I particularly loved the Tempranillo which features aromas from cherries, blackberry, and other red berries as well as slight notes of coconut and eucalyptus. It is one of the lighter red wines which pairs well also with pasta and poultry.
Weingut Metzger also produces a wide range of excellent white wines. The classic Chardonnay expresses aromas of pear, banana and stone fruit. It works well with a wide range of dishes including pasta, poultry, fish and vegetarian.
Another excellent white variety is the Schloßberg Weißburgunder which translates into ‘castle hill’ Pinot Blanc. Aromas of ripe apples and pears go along well with a citrusy and slightly nutty note. Pairs well with fish, pasta, risotto and poultry but it is also a very good match with asparagus.

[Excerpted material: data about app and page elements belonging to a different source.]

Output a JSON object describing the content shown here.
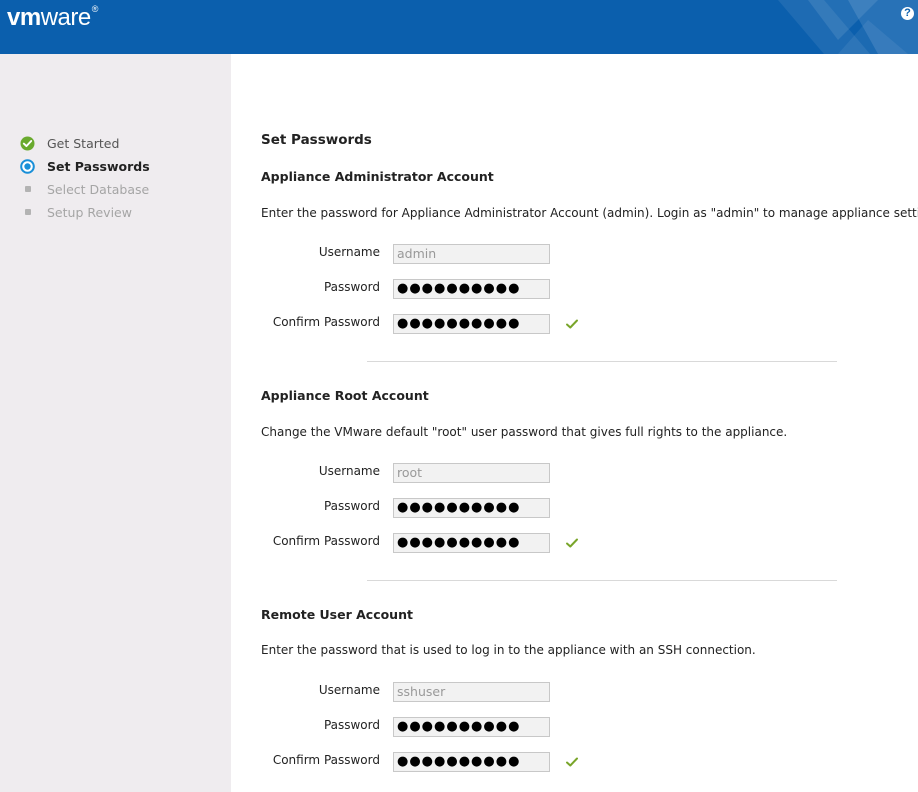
{
  "header": {
    "logo_bold": "vm",
    "logo_light": "ware",
    "logo_reg": "®",
    "help_label": "?"
  },
  "steps": [
    {
      "label": "Get Started",
      "state": "done"
    },
    {
      "label": "Set Passwords",
      "state": "active"
    },
    {
      "label": "Select Database",
      "state": "pending"
    },
    {
      "label": "Setup Review",
      "state": "pending"
    }
  ],
  "page_title": "Set Passwords",
  "sections": {
    "admin": {
      "title": "Appliance Administrator Account",
      "description": "Enter the password for Appliance Administrator Account (admin). Login as \"admin\" to manage appliance settings.",
      "username_label": "Username",
      "password_label": "Password",
      "confirm_label": "Confirm Password",
      "username_value": "admin",
      "password_value": "●●●●●●●●●●",
      "confirm_value": "●●●●●●●●●●"
    },
    "root": {
      "title": "Appliance Root Account",
      "description": "Change the VMware default \"root\" user password that gives full rights to the appliance.",
      "username_label": "Username",
      "password_label": "Password",
      "confirm_label": "Confirm Password",
      "username_value": "root",
      "password_value": "●●●●●●●●●●",
      "confirm_value": "●●●●●●●●●●"
    },
    "remote": {
      "title": "Remote User Account",
      "description": "Enter the password that is used to log in to the appliance with an SSH connection.",
      "username_label": "Username",
      "password_label": "Password",
      "confirm_label": "Confirm Password",
      "username_value": "sshuser",
      "password_value": "●●●●●●●●●●",
      "confirm_value": "●●●●●●●●●●"
    }
  },
  "colors": {
    "header": "#0b5fad",
    "sidebar": "#efecef",
    "done_green": "#6aaa2e",
    "active_blue": "#1a8fd8",
    "check_green": "#79a52a"
  }
}
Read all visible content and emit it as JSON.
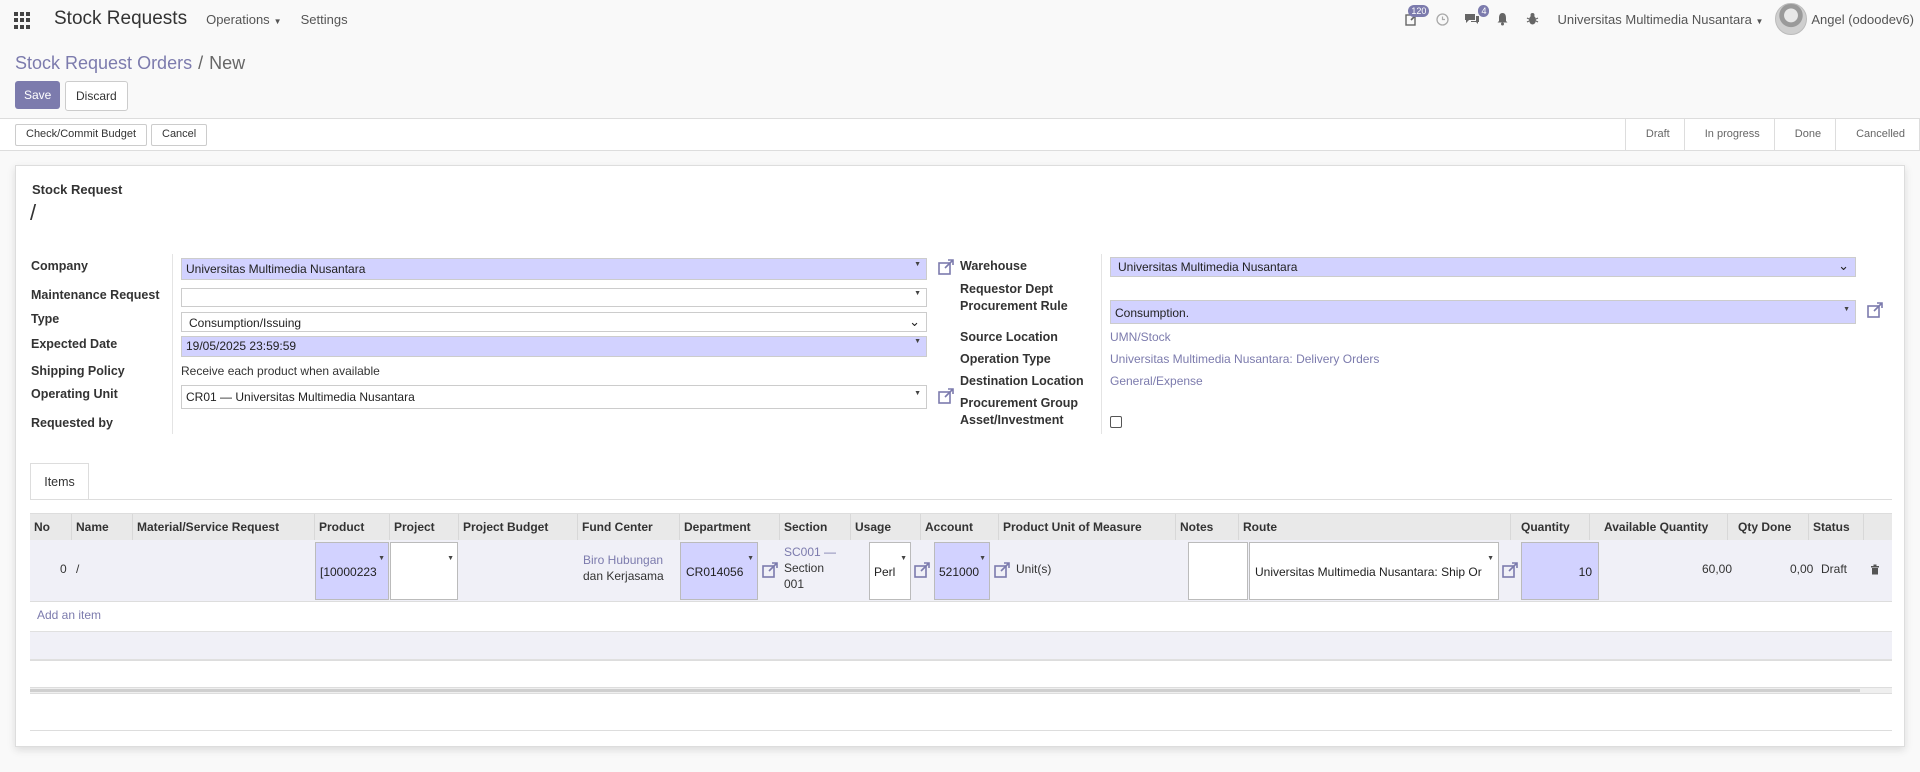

The Blanc de Blanc brut is a classic sparkling wine made from Chardonnay grapes and comes along with aromas of ripe apples and pears along with notes of brioche. It’s perfect to celebrate any occasion to be enjoyed either on its own or in combination with antipasti, seafood or crustaceans.
A couple of wines from Metzger winery still on my list to try are the non-alcohol ‘Drink n’Ride’ Secco (Secco in Germany stands for sparkling juice) or some of the pink varieties such as the Flying Pig rosé, the Pink or the Wild Hog.
I am definitely looking forward to an on-site visit to Weingut Metzger but in the meantime, I am likely to order a couple of other wines from their wine range to enjoy at home.
Great post 😁